Sometimes, I just can’t say it better than my fellow bloggers, and since it’s been a while since I’ve compiled a ‘list of things I like’ kind of post (in fact, I don’t think I’ve done it since the very first post I ever wrote for Penstricken; sigh) I decided that it was about time I did another one. And what better thing to list than some of the best story-writing related posts from other blog sites that I have found particularly useful or insightful in recent weeks.
In reality, there’s dozens of writing and fiction related blogs I like to read on a regular basis and there have been numerous posts I’ve read lately that I could include in this list. I could not even begin to list them all. This is just a selection of some that I have recently come across (not necessarily ones that were written recently) which proved invaluable to me.
However, simply having the right tools for the job does not an author, make. While Scrivener did provide the resources to easily research, plan and write my novel in an organised way, I was not getting the most out of it at first because I wasn’t bothering to do any proper planning. I was just writing mountains of narrative; something I could have done for free on OpenOffice. However, not to be deterred from my dream of finishing that novel, I (a natural ‘pantser’) decided that I had to become a ‘planner’ to take my writing to the next level.

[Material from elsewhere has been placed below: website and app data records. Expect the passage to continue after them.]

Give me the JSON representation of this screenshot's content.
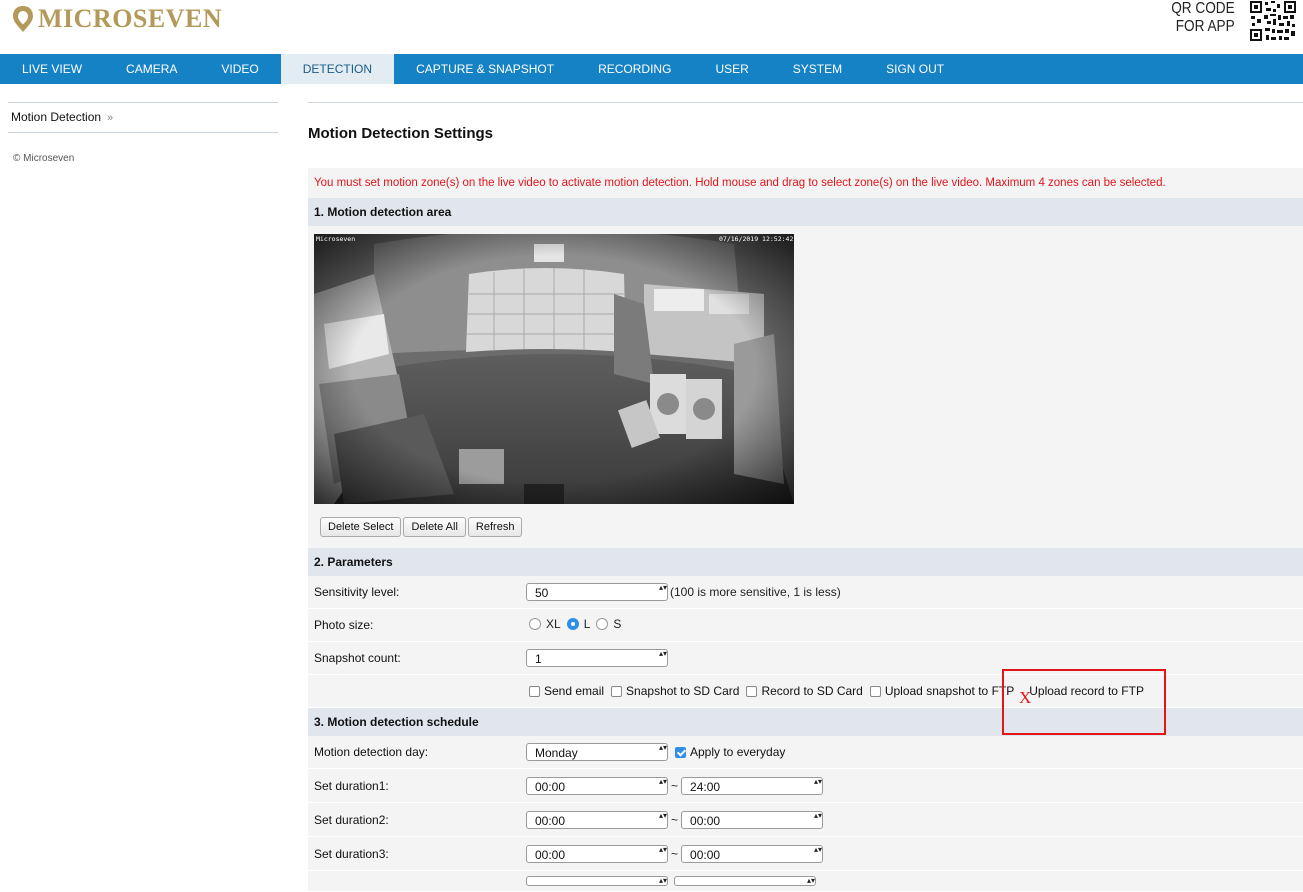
{
  "brand": {
    "logo_text": "MICROSEVEN",
    "qr_label_line1": "QR CODE",
    "qr_label_line2": "FOR APP",
    "brand_color": "#b49a5a"
  },
  "nav": {
    "accent_color": "#1582c6",
    "items": [
      {
        "label": "LIVE VIEW"
      },
      {
        "label": "CAMERA"
      },
      {
        "label": "VIDEO"
      },
      {
        "label": "DETECTION",
        "active": true
      },
      {
        "label": "CAPTURE & SNAPSHOT"
      },
      {
        "label": "RECORDING"
      },
      {
        "label": "USER"
      },
      {
        "label": "SYSTEM"
      },
      {
        "label": "SIGN OUT"
      }
    ]
  },
  "sidebar": {
    "items": [
      {
        "label": "Motion Detection",
        "suffix": "»"
      }
    ],
    "copyright": "© Microseven"
  },
  "main": {
    "title": "Motion Detection Settings",
    "warning": "You must set motion zone(s) on the live video to activate motion detection. Hold mouse and drag to select zone(s) on the live video. Maximum 4 zones can be selected.",
    "warning_color": "#e0161b",
    "area": {
      "heading": "1. Motion detection area",
      "overlay_left": "Microseven",
      "overlay_right": "07/16/2019 12:52:42",
      "buttons": {
        "delete_select": "Delete Select",
        "delete_all": "Delete All",
        "refresh": "Refresh"
      }
    },
    "parameters": {
      "heading": "2. Parameters",
      "sensitivity": {
        "label": "Sensitivity level:",
        "value": "50",
        "hint": "(100 is more sensitive, 1 is less)"
      },
      "photo_size": {
        "label": "Photo size:",
        "options": [
          "XL",
          "L",
          "S"
        ],
        "selected": "L"
      },
      "snapshot_count": {
        "label": "Snapshot count:",
        "value": "1"
      },
      "actions": {
        "send_email": "Send email",
        "snapshot_sd": "Snapshot to SD Card",
        "record_sd": "Record to SD Card",
        "upload_snapshot_ftp": "Upload snapshot to FTP",
        "upload_record_ftp": "Upload record to FTP"
      }
    },
    "schedule": {
      "heading": "3. Motion detection schedule",
      "day": {
        "label": "Motion detection day:",
        "value": "Monday",
        "apply_label": "Apply to everyday",
        "apply_checked": true
      },
      "durations": [
        {
          "label": "Set duration1:",
          "from": "00:00",
          "to": "24:00"
        },
        {
          "label": "Set duration2:",
          "from": "00:00",
          "to": "00:00"
        },
        {
          "label": "Set duration3:",
          "from": "00:00",
          "to": "00:00"
        }
      ]
    }
  },
  "annotation": {
    "mark": "X",
    "color": "#e0161b"
  }
}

It was the right decision but it was still an unnatural transition for someone used to the freedom of ‘pantsing’. I decided in advance, therefore, to stick to a simple three-staged approach…
If you’ve been following Penstricken since it started in 2015, you may recall that on one occasion I set myself the challenge of writing 6 six-word stories using Thinkamingo’s Story Dice as stimuli. Since I am in an unoriginal sort of mood today, I’ve decided to do it again. The only difference is that this time, in addition to taking my cue from the story dice, I also intend to make each story a different genre, i.e. sci-fi, historical fiction, etc.
As before, I am using one die per story.